EAST RUTHERFORD, N.J. -- Cristiano Ronaldo made his long awaited return to football and his impact was obvious in Portugal's 5-1 rout over Republic of Ireland, despite the 2014 Ballon d'Or winner not being at his vintage best.
Somewhere in the Iberian Peninsula, the more than 10-million people who reside in his home country are thanking the heavens that their prayers were answered.
Up until Tuesday, when sources confirmed to ESPN that Ronaldo will be fit in time for Portugal's opening World Cup match against Germany, concerns were raised about 29-year-old's reported knee tendinosis and other ailments that slowed him considerably toward the end of Real Madrid's season.
Over the past week, football fans had become accustomed to seeing Ronaldo participate in almost everything but what he does best.
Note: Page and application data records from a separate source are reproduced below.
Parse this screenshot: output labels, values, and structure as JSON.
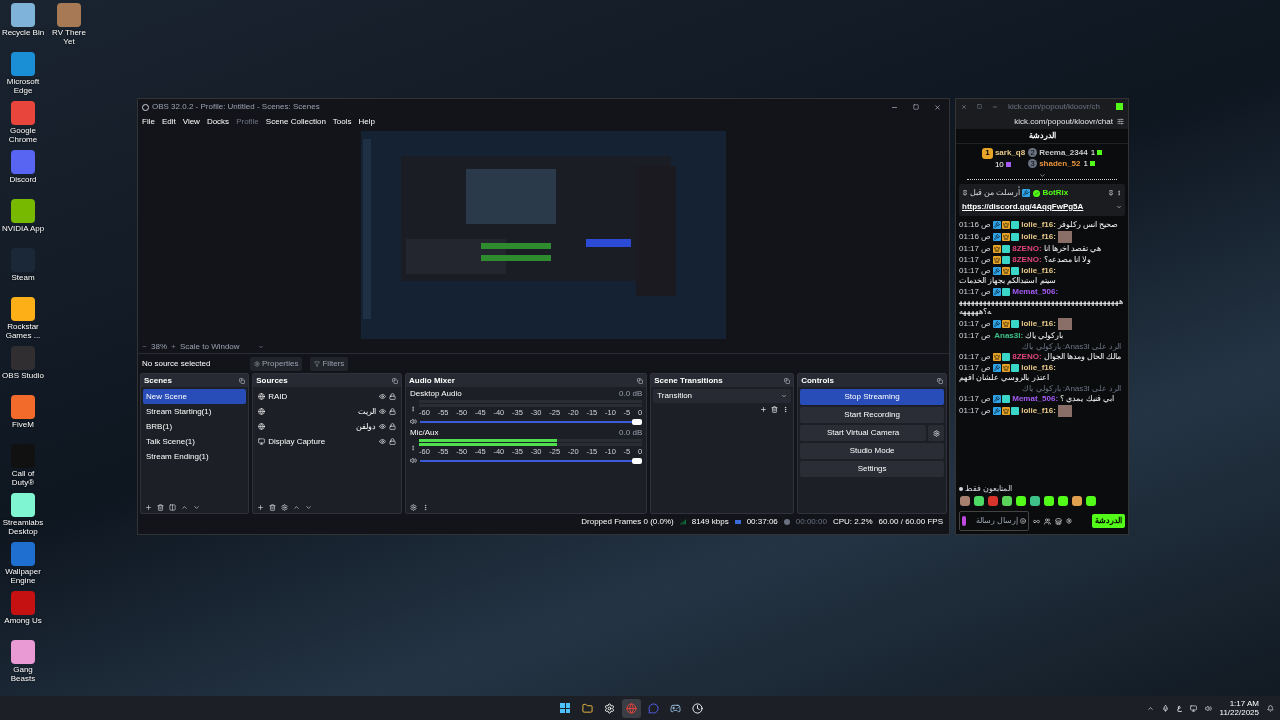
{
  "desktop": {
    "columns": [
      [
        {
          "label": "Recycle Bin",
          "color": "#7fb3d9"
        },
        {
          "label": "Microsoft Edge",
          "color": "#1b8fd6"
        },
        {
          "label": "Google Chrome",
          "color": "#e8453c"
        },
        {
          "label": "Discord",
          "color": "#5865f2"
        },
        {
          "label": "NVIDIA App",
          "color": "#76b900"
        },
        {
          "label": "Steam",
          "color": "#1b2838"
        },
        {
          "label": "Rockstar Games ...",
          "color": "#fcaf17"
        },
        {
          "label": "OBS Studio",
          "color": "#302e31"
        },
        {
          "label": "FiveM",
          "color": "#f26b2a"
        },
        {
          "label": "Call of Duty®",
          "color": "#111111"
        },
        {
          "label": "Streamlabs Desktop",
          "color": "#80f5d2"
        },
        {
          "label": "Wallpaper Engine",
          "color": "#1f6fd1"
        },
        {
          "label": "Among Us",
          "color": "#c51111"
        },
        {
          "label": "Gang Beasts",
          "color": "#e99ad4"
        }
      ],
      [
        {
          "label": "RV There Yet",
          "color": "#a77a55"
        }
      ]
    ]
  },
  "obs": {
    "title": "OBS 32.0.2 - Profile: Untitled - Scenes: Scenes",
    "menu": [
      {
        "label": "File",
        "disabled": false
      },
      {
        "label": "Edit",
        "disabled": false
      },
      {
        "label": "View",
        "disabled": false
      },
      {
        "label": "Docks",
        "disabled": false
      },
      {
        "label": "Profile",
        "disabled": true
      },
      {
        "label": "Scene Collection",
        "disabled": false
      },
      {
        "label": "Tools",
        "disabled": false
      },
      {
        "label": "Help",
        "disabled": false
      }
    ],
    "zoom": "38%",
    "scale_mode": "Scale to Window",
    "source_bar": {
      "label": "No source selected",
      "buttons": [
        "Properties",
        "Filters"
      ]
    },
    "scenes": {
      "title": "Scenes",
      "items": [
        {
          "label": "New Scene",
          "selected": true
        },
        {
          "label": "Stream Starting(1)",
          "selected": false
        },
        {
          "label": "BRB(1)",
          "selected": false
        },
        {
          "label": "Talk Scene(1)",
          "selected": false
        },
        {
          "label": "Stream Ending(1)",
          "selected": false
        }
      ]
    },
    "sources": {
      "title": "Sources",
      "items": [
        {
          "label": "RAID",
          "kind": "browser",
          "visible": true,
          "locked": true
        },
        {
          "label": "الريت",
          "kind": "browser",
          "visible": true,
          "locked": true
        },
        {
          "label": "دولفن",
          "kind": "browser",
          "visible": true,
          "locked": true
        },
        {
          "label": "Display Capture",
          "kind": "display",
          "visible": true,
          "locked": true
        }
      ]
    },
    "audio": {
      "title": "Audio Mixer",
      "channels": [
        {
          "name": "Desktop Audio",
          "reading": "0.0 dB",
          "ticks": [
            "-60",
            "-55",
            "-50",
            "-45",
            "-40",
            "-35",
            "-30",
            "-25",
            "-20",
            "-15",
            "-10",
            "-5",
            "0"
          ],
          "meter": {
            "level": 0
          },
          "volume": {
            "level": 1
          }
        },
        {
          "name": "Mic/Aux",
          "reading": "0.0 dB",
          "ticks": [
            "-60",
            "-55",
            "-50",
            "-45",
            "-40",
            "-35",
            "-30",
            "-25",
            "-20",
            "-15",
            "-10",
            "-5",
            "0"
          ],
          "meter": {
            "level": 0.62
          },
          "volume": {
            "level": 1
          }
        }
      ]
    },
    "transitions": {
      "title": "Scene Transitions",
      "value": "Transition"
    },
    "controls": {
      "title": "Controls",
      "buttons": [
        {
          "label": "Stop Streaming",
          "active": true,
          "kind": "plain"
        },
        {
          "label": "Start Recording",
          "active": false,
          "kind": "plain"
        },
        {
          "label": "Start Virtual Camera",
          "active": false,
          "kind": "with_settings"
        },
        {
          "label": "Studio Mode",
          "active": false,
          "kind": "plain"
        },
        {
          "label": "Settings",
          "active": false,
          "kind": "plain"
        }
      ]
    },
    "status": {
      "dropped": "Dropped Frames 0 (0.0%)",
      "bitrate": "8149 kbps",
      "stream_time": "00:37:06",
      "record_time": "00:00:00",
      "cpu": "CPU: 2.2%",
      "fps": "60.00 / 60.00 FPS"
    }
  },
  "chat": {
    "title": "kick.com/popout/kloovr/ch",
    "url": "kick.com/popout/kloovr/chat",
    "header": "الدردشة",
    "leaderboard": [
      {
        "rank": "1",
        "name": "sark_q8",
        "count": "10",
        "color": "#e8c98a"
      },
      {
        "rank": "2",
        "name": "Reema_2344",
        "count": "1",
        "color": "#c9c9c9"
      },
      {
        "rank": "3",
        "name": "shaden_52",
        "count": "1",
        "color": "#e8913a"
      }
    ],
    "pinned": {
      "label": "أرسلت من قبل",
      "sender": "BotRix",
      "link": "https://discord.gg/4AqqFwPg5A"
    },
    "messages": [
      {
        "kind": "text",
        "time": "01:16 ص",
        "badges": [
          {
            "kind": "mod"
          },
          {
            "kind": "crown"
          },
          {
            "kind": "sub"
          }
        ],
        "name": "lolie_f16:",
        "color": "#e8c98a",
        "text": "صحيح انس ركلوفر"
      },
      {
        "kind": "emote",
        "time": "01:16 ص",
        "badges": [
          {
            "kind": "mod"
          },
          {
            "kind": "crown"
          },
          {
            "kind": "sub"
          }
        ],
        "name": "lolie_f16:",
        "color": "#e8c98a"
      },
      {
        "kind": "text",
        "time": "01:17 ص",
        "badges": [
          {
            "kind": "crown"
          },
          {
            "kind": "sub"
          }
        ],
        "name": "8ZENO:",
        "color": "#e0457b",
        "text": "هي تقصد اخرها انا"
      },
      {
        "kind": "text",
        "time": "01:17 ص",
        "badges": [
          {
            "kind": "crown"
          },
          {
            "kind": "sub"
          }
        ],
        "name": "8ZENO:",
        "color": "#e0457b",
        "text": "ولا انا مصدعه؟"
      },
      {
        "kind": "text",
        "time": "01:17 ص",
        "badges": [
          {
            "kind": "mod"
          },
          {
            "kind": "crown"
          },
          {
            "kind": "sub"
          }
        ],
        "name": "lolie_f16:",
        "color": "#e8c98a",
        "text": "سيتم استبدالكم بجهاز الخدمات"
      },
      {
        "kind": "text",
        "time": "01:17 ص",
        "badges": [
          {
            "kind": "mod"
          },
          {
            "kind": "sub"
          }
        ],
        "name": "Memat_506:",
        "color": "#a45cf5",
        "text": "هههههههههههههههههههههههههههههههههههههههههه؟هههههه"
      },
      {
        "kind": "emote",
        "time": "01:17 ص",
        "badges": [
          {
            "kind": "mod"
          },
          {
            "kind": "crown"
          },
          {
            "kind": "sub"
          }
        ],
        "name": "lolie_f16:",
        "color": "#e8c98a"
      },
      {
        "kind": "text",
        "time": "01:17 ص",
        "name": "Anas3l:",
        "color": "#3fc28a",
        "text": "باركولي ياك"
      },
      {
        "kind": "text",
        "time": "01:17 ص",
        "badges": [
          {
            "kind": "crown"
          },
          {
            "kind": "sub"
          }
        ],
        "name": "8ZENO:",
        "color": "#e0457b",
        "text": "مالك الحال ومدها الجوال",
        "reply": "الرد على Anas3l: باركولي ياك"
      },
      {
        "kind": "text",
        "time": "01:17 ص",
        "badges": [
          {
            "kind": "mod"
          },
          {
            "kind": "crown"
          },
          {
            "kind": "sub"
          }
        ],
        "name": "lolie_f16:",
        "color": "#e8c98a",
        "text": "اعتذر بالروسي علشان افهم"
      },
      {
        "kind": "text",
        "time": "01:17 ص",
        "badges": [
          {
            "kind": "mod"
          },
          {
            "kind": "sub"
          }
        ],
        "name": "Memat_506:",
        "color": "#a45cf5",
        "text": "ابي فنيك يمدي ؟",
        "reply": "الرد على Anas3l: باركولي ياك"
      },
      {
        "kind": "emote",
        "time": "01:17 ص",
        "badges": [
          {
            "kind": "mod"
          },
          {
            "kind": "crown"
          },
          {
            "kind": "sub"
          }
        ],
        "name": "lolie_f16:",
        "color": "#e8c98a"
      }
    ],
    "followers_only": "المتابعون فقط",
    "emotes": [
      {
        "color": "#a88070"
      },
      {
        "color": "#4cd964"
      },
      {
        "color": "#d9342b"
      },
      {
        "color": "#5bd35b"
      },
      {
        "color": "#53fc18"
      },
      {
        "color": "#3fc28a"
      },
      {
        "color": "#53fc18"
      },
      {
        "color": "#53fc18"
      },
      {
        "color": "#e0a050"
      },
      {
        "color": "#53fc18"
      }
    ],
    "input": {
      "placeholder": "إرسال رسالة"
    },
    "send": "الدردشة"
  },
  "taskbar": {
    "apps": [
      {
        "kind": "start",
        "active": false
      },
      {
        "kind": "folder",
        "active": false
      },
      {
        "kind": "gear",
        "active": false
      },
      {
        "kind": "browser",
        "active": true
      },
      {
        "kind": "chat",
        "active": false
      },
      {
        "kind": "steam",
        "active": false
      },
      {
        "kind": "clock",
        "active": false
      }
    ],
    "language": "ع",
    "time": "1:17 AM",
    "date": "11/22/2025"
  }
}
From attending Saturday's fight betweem Miguel Cotto vs. Sergio Martinez, to practicing with the New York Jets and learning how to throw an American football after several awkward attempts, it appeared as though Portugal would be forced to go through all of their World Cup tune-up matches without their biggest threat.
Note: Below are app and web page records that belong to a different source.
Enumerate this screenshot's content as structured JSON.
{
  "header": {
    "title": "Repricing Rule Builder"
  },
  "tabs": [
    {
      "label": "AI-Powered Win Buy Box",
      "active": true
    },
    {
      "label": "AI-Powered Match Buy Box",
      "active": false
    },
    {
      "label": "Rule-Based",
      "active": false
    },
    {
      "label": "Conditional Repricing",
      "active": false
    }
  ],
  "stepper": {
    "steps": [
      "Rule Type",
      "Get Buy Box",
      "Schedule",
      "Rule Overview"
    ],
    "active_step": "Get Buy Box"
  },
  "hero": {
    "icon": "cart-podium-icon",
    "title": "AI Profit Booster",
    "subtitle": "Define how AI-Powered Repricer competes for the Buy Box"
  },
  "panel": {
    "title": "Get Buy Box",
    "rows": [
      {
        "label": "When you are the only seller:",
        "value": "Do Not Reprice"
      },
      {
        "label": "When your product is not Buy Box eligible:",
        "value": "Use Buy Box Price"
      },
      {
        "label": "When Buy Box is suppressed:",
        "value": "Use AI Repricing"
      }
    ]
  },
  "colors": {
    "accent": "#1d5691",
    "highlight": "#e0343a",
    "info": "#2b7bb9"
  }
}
But his return on Wednesday night at the MetLife Stadium in front of 46,063 spectators -- the majority of whom wanted to see the world's most famous No. 7 -- signaled a positive for both the player and the national team.
"I think it's great for the team, he played well tonight," Nani, Ronaldo's teammate, said after the match. "He showed tonight that he's good and well [physically]. He did a couple of good things on the pitch. I think in the first game, he'll be 100 percent."
As Nani alluded to in his remarks, Ronaldo was back on the pitch for Portugal. But it's clear that he'll need to work on his match fitness ahead of Monday's game. His rustiness was particularly evident in the opening 15 minutes when an awkward first touch on a ball from Joao Moutinho caused him to slip and fall on his backside.
But Ronaldo appeared to be motivated by his embarrassing mishap and for the remaining 30 minutes he asserted his influence despite not getting his name on the scoresheet.
If his first minutes back in action were tentative, almost appearing to be cautious, the confidence that makes him so deadly took form after. He blazed past Ireland's Stephen Kelly just outside of the penalty box to launch a cross that deflected on Richard Keough for an own goal in the 20th minute, pushing Portugal's lead to 2-0.
Shortly after, Ronaldo kept on searching for opportunities to score or create goals. In a moment that maybe signals he has confidence in his still-recovering knee, he skied in the air trying to head in a corner that was narrowly blocked by opposing keeper David Forde. The shot was so precise, however, that Portugal's Hugo Almeida was able to easily tap in the rebound to give his team a commanding 3-0 lead.
It's a credit to Ronaldo's otherworldliness that in just more than an average half he was able to provide two assists (Ronaldo was subbed out in the 65th minute). And that might be more value to his teammates than his scoring ability, which is not to be understated with 424 goals for both club and country.
It should be acknowledged that Portugal played against a team ranked 70th worldwide and features a roster of Everton's Aiden McGready and bunch of players from the second division. But there's no denying Ronaldo's ability to draw multiple defenders and create spaces and, more importantly, scoring chances for others. The team scored only once in their past matches against Mexico and Greece and lacked imagination on the offensive end.
Portugal's detractors might point to the team's five-goal outburst as further proof that it is a one-trick pony. But at this stage they have to ride their prize horse into the World Cup's infamous Group of the Death -- Group G -- and hope for the best.
"It's a tough group, but when you're in the final stages of the World Cup you have to challenge the best teams, so we are ready for that," Nani said.
Confidence comes easy when your team includes arguably the world's best player.